[TASK INSTRUCTIONS]:
Within this listing, how many lines include the word "content"? Only the number should be given.

[PROVIDED INFORMATION]:

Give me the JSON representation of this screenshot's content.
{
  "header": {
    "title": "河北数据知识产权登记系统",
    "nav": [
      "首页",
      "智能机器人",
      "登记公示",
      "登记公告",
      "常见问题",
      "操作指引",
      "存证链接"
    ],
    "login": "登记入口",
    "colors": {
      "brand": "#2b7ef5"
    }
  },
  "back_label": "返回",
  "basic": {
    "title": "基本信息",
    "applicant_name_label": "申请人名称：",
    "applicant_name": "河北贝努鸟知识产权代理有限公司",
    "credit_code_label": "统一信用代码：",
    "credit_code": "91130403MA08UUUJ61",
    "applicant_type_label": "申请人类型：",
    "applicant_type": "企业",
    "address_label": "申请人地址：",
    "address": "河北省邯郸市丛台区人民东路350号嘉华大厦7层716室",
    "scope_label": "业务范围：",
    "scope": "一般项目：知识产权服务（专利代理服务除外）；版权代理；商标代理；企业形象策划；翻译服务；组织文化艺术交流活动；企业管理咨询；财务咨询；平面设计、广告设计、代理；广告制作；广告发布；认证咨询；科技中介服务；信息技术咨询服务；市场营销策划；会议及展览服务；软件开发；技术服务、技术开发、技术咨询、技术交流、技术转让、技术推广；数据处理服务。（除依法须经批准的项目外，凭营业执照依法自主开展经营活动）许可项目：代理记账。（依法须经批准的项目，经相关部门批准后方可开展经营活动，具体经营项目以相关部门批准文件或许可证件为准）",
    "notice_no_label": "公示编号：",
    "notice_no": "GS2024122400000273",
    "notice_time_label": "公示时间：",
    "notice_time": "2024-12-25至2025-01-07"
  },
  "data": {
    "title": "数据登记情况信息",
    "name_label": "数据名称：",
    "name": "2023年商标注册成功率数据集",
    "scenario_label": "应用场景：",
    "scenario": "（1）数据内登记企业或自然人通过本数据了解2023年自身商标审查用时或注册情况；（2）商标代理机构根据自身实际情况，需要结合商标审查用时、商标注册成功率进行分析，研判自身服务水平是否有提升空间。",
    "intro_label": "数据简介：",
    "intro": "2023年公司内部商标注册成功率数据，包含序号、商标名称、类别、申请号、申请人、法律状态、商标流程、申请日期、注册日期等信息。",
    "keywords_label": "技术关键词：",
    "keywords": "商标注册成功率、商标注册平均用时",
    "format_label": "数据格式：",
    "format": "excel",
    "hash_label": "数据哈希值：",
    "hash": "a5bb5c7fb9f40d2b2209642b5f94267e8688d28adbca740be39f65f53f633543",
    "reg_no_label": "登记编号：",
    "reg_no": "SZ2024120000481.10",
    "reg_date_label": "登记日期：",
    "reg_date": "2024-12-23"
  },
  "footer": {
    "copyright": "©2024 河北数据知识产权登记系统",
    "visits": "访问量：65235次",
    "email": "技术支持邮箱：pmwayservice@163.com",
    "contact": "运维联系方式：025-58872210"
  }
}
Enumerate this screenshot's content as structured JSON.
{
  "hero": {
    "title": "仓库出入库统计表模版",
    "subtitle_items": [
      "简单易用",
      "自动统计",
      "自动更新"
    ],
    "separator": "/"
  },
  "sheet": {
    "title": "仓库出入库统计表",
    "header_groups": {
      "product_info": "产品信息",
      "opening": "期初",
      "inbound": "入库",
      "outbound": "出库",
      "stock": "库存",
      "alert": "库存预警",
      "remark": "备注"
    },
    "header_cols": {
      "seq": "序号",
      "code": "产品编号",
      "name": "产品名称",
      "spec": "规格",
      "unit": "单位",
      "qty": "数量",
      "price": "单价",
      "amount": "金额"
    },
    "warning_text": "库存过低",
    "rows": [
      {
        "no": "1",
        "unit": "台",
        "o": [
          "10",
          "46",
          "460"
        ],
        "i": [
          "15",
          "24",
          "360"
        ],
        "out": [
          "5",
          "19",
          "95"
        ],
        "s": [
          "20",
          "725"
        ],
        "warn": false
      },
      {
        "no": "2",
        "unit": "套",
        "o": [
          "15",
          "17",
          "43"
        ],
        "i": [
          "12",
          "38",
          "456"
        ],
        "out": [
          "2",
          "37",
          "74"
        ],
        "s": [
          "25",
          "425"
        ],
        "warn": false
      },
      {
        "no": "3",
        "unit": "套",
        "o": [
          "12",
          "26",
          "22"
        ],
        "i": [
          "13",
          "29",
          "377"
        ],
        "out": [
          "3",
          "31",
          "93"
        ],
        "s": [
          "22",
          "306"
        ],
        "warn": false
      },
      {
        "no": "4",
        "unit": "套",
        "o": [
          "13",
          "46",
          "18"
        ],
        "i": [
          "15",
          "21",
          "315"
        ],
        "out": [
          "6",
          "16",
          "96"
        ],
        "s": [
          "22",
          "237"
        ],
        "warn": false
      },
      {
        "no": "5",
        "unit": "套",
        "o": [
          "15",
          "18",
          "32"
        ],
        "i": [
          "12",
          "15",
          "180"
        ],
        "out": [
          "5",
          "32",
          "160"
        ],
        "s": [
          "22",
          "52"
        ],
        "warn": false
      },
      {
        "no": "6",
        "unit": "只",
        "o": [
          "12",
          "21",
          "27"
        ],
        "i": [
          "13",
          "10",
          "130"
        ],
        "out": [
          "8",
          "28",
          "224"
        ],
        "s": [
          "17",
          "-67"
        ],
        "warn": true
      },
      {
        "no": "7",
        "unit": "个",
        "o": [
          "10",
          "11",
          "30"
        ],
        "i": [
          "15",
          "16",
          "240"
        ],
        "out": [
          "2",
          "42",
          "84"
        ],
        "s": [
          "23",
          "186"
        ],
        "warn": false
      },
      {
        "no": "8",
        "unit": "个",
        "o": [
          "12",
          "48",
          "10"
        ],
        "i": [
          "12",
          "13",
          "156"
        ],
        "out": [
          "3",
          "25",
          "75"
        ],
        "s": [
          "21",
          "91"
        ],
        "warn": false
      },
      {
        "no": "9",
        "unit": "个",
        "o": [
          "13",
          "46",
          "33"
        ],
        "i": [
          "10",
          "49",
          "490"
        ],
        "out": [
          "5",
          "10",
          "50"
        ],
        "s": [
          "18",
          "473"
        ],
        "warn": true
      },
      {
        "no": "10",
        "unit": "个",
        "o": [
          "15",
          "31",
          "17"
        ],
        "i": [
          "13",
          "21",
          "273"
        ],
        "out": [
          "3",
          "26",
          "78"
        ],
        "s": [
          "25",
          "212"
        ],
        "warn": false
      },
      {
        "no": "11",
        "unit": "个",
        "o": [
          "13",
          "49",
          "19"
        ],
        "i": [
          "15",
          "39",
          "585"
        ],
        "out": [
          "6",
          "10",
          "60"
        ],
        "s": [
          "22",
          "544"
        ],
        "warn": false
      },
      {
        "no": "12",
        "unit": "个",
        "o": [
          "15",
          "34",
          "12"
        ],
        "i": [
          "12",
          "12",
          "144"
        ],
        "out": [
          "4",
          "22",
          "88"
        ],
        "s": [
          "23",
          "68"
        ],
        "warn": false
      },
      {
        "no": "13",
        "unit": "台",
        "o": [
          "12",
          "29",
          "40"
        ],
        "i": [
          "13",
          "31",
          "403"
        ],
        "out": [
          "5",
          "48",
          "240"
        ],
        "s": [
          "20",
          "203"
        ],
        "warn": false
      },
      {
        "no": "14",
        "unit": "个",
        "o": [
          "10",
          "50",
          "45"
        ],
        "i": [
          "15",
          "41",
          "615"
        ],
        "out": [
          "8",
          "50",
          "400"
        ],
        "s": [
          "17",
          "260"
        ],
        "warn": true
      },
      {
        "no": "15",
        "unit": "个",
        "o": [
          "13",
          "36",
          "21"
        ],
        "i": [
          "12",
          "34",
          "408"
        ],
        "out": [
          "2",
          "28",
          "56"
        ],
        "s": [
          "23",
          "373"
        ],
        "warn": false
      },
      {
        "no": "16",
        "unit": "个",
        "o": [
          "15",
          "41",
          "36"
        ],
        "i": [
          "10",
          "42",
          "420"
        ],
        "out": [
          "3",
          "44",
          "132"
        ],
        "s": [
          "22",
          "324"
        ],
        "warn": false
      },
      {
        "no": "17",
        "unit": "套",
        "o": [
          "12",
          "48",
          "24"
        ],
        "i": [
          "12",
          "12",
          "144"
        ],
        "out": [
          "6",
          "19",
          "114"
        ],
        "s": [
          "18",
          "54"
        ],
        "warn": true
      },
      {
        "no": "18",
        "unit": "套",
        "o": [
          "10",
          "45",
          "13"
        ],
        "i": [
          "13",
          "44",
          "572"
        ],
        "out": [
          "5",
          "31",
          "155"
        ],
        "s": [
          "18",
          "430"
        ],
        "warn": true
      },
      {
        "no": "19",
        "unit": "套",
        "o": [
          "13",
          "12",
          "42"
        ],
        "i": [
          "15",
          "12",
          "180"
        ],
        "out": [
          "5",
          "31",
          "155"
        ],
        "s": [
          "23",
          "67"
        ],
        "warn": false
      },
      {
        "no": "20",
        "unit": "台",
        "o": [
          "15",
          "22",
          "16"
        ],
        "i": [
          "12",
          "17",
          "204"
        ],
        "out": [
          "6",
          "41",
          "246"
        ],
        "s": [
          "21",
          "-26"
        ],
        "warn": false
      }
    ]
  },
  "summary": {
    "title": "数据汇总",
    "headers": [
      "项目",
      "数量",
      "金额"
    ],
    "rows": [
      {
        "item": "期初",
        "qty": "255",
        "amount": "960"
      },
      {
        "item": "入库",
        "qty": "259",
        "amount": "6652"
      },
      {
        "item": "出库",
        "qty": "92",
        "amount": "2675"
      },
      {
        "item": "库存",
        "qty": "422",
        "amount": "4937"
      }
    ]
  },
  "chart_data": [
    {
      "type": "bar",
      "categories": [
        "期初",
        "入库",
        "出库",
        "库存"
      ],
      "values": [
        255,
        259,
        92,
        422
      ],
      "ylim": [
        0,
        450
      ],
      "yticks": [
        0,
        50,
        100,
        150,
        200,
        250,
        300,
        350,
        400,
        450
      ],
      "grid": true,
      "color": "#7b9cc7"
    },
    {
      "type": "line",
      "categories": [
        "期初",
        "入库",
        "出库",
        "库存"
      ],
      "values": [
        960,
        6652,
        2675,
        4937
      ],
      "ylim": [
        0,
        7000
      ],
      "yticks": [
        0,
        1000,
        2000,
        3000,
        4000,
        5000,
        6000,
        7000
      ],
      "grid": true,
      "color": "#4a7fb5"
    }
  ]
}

[ANSWER TO THIS TASK]:
2